There will be 15 people in the relay, including Steckler’s husband, Paul, who is the team’s bike coach. He’s going the distance. Susan Steckler will return after the first day to “herd kiddos.”

White said part of the challenge of the ride has been putting together the schedule. Her husband, Tom, who like Paul Steckler works at Microsoft, will have to join the team along the way, because of work demands.

The riders will follow back roads to Highway 101, then along the coast to Ventura, Calif., where they’ll swing inland and cross California to Arizona. The trip will cover about 1,800 miles and is expected to take eight days. “We’re not camping,” White said. “We’re going to keep the ball moving from 4:30 a.m. to 7 p.m. each day, but we couldn’t imagine camping in March while covering more than 200 miles a day on bicycles.”

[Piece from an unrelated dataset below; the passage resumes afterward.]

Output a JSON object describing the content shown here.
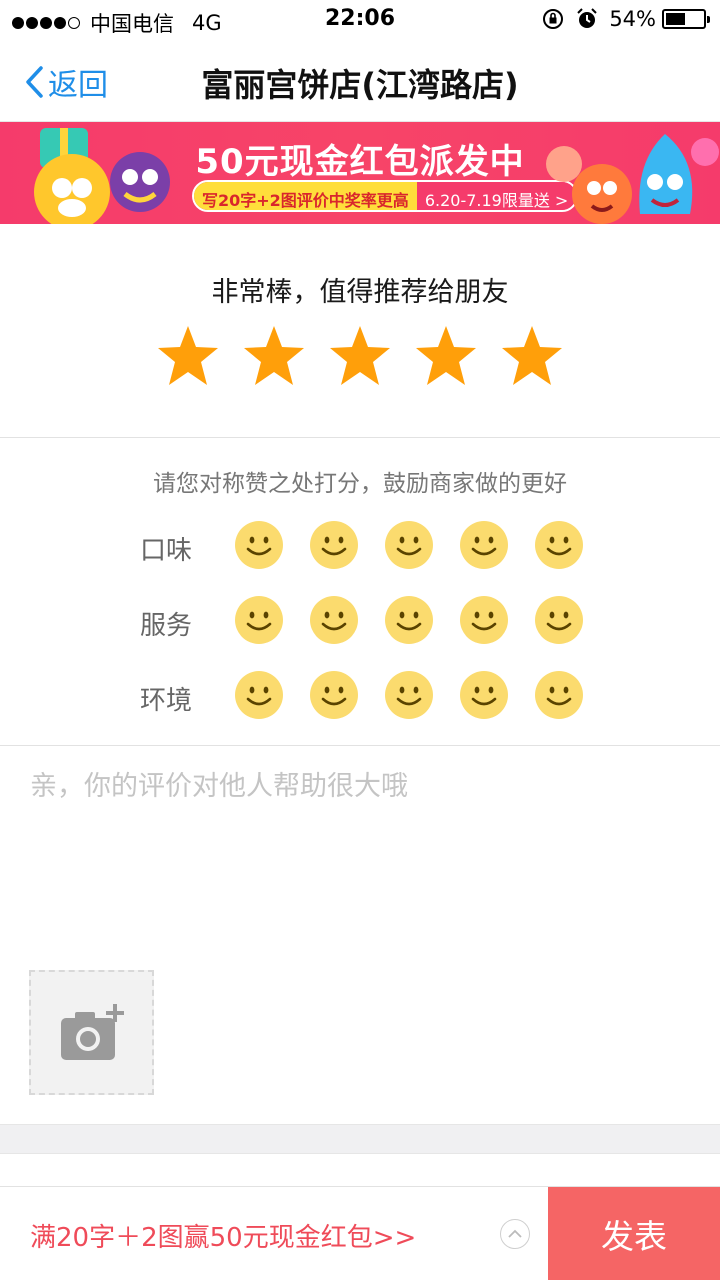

So they have borrowed a motor home and a van. And one of their support staff is a massage therapist, Mary Walgamott of Bellevue.

White hatched the idea in December, when one night she ran her first marathon in Honolulu. She started organizing the event in January with her friends, the Stecklers. To raise money for cancer research was a natural. White’s first husband died of cancer nine years ago.

The youngest rider is White’s 13-year-old son, Connor Cummings White, who attends Chinook Middle School in Bellevue.

Other Eastside riders include Dave Fitzsimmons and Craig Fisher of Mercer Island whose mother, Babs Fisher, died of ovarian cancer in October.

Is this the start of an annual event?

White would like to see it continue, and Susan Steckler hopes it at least inspires others.

“We figured by pushing ourselves to do something extreme, it will inspire others to push themselves to something more, either by a donation or to volunteer,” Steckler said.

You can track the trip on the group’s Web site: www.goingthedistanceforearlydetection.com

Speaking of baseball

Jeneane Des Combes Lesko of Bellevue is looking for a few good hardball players — but only women need apply. Lesko is the organizing force behind the Washington Women’s Baseball Association.

She’s played in the All American Girls Professional Baseball League. (The movie “A League of Their Own” was Hollywood’s memorial to the women baseball players.)

She didn’t talk about her baseball experiences for decades, but she returned to the sport after the movie came out, both playing and coaching. She’s 69 and can still pitch a fast ball, as well as hit one.

Girls and women 14 and older are eligible. For information, go to www.wwba-baseball.org online. An orientation and clinic will be held from 9 a.m. to 4 p.m. March 19 at Grass Lawn Park in Redmond.

Sherry Grindeland: 206-515-5633 or sgrindeland@seattletimes.com